Writing in The World’s Greatest War — the first multi-volume account of the conflict — historians reached a similar conclusion:
Wherever right lies the blame for the improvident, halting, blundering, irresolute conduct of the Gallipoli expedition, a large share of responsibility must rest upon the British Cabinet. Either they should have put aside the project entirely, or they should have given it adequate support. From first to last they appear hardly to have known their own minds in the matter and so continued to hesitate and delay that their program throughout was ‘tentative and piecemeal,’ of the sort that Sir Ian Hamilton had indicated “was bound to lead to disaster.
But even in this assessment the authors are being too kind; it’s not immediately obvious that the plan, under any incarnation, could have succeeded. The resource-strapped Entente was pre-occupied with the Western Front, and already dealing with munitions shortages. What’s more, it simply could not compete with the Ottoman Empire’s vastly superior internal lines of communications. And perhaps most scathingly, the Entente grossly underestimated Turkish fighting strength and resolve.
All this being said, the Gallipoli campaign — though a failure for the Entente — sapped Turkish fighting strength. The allies may have lost the battle, but they won the war.
In Australia, the battle of Gallipoli represented its coming of age as a nation, a sentiment fueled by the reporting of C. E. W Bean who witnessed much of the goings on during the campaign. It’s important to point out that the Australians lost far more soldiers at the Battle of the Somme, yet it’s the tragedy of Gallipoli that’s remembered.
But it also defined the identity of another nation: Turkey.

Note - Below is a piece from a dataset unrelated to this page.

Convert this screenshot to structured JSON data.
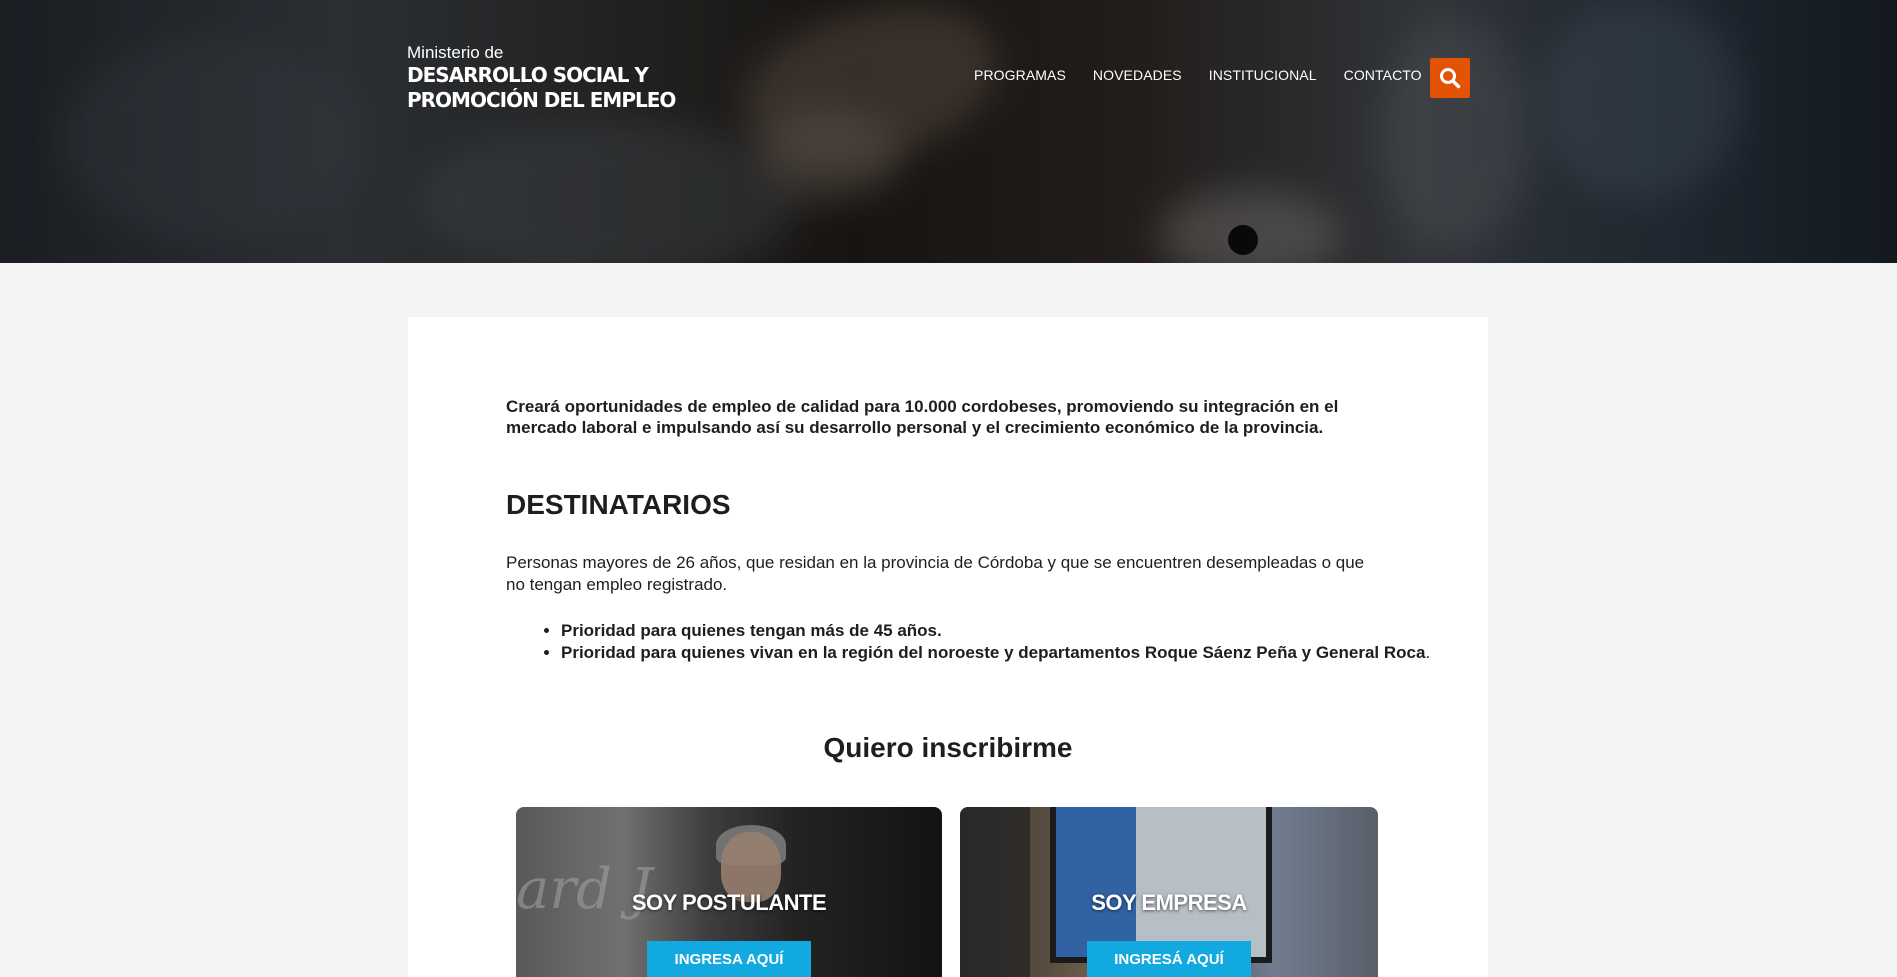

As historian Hew Strachan writes in The First World War:
This was a major victory, less for the Ottoman Empire than for the ethnically and geographically more defined state that emerged from the First World War. Moreover, although many of the architects of the defensive battle were German, it produced a Turkish hero who became the founder of that state, Mustafa Kemal.
Gallipoli also drove the point home that the war was not going to be won easily; in 1915, it was starting to become obvious that the conflict was going to last a while.
Lastly, the landings at Gallipoli can also be seen as a precursor to D-Day. The allied forces that landed at Normandy benefitted from many advantages, including the size of the invading armada, the technologies available, exquisite planning and support, and its close proximity to Britain. Gallipoli provided a valuable lesson — a mistake that would not be repeated in 1944.
Sources: G. J. Myers: A World Undone | Hew Strachan: The First World War | BBC: “The Great War” | Gallipoli and the Anzacs | Michelle Negus Cleary: “Flies, filth and bully beef: life at Gallipoli in 1915” | William Philpott: War of Attrition | Australian War Memorial | The World’s Greatest War (Vol 1, 1921)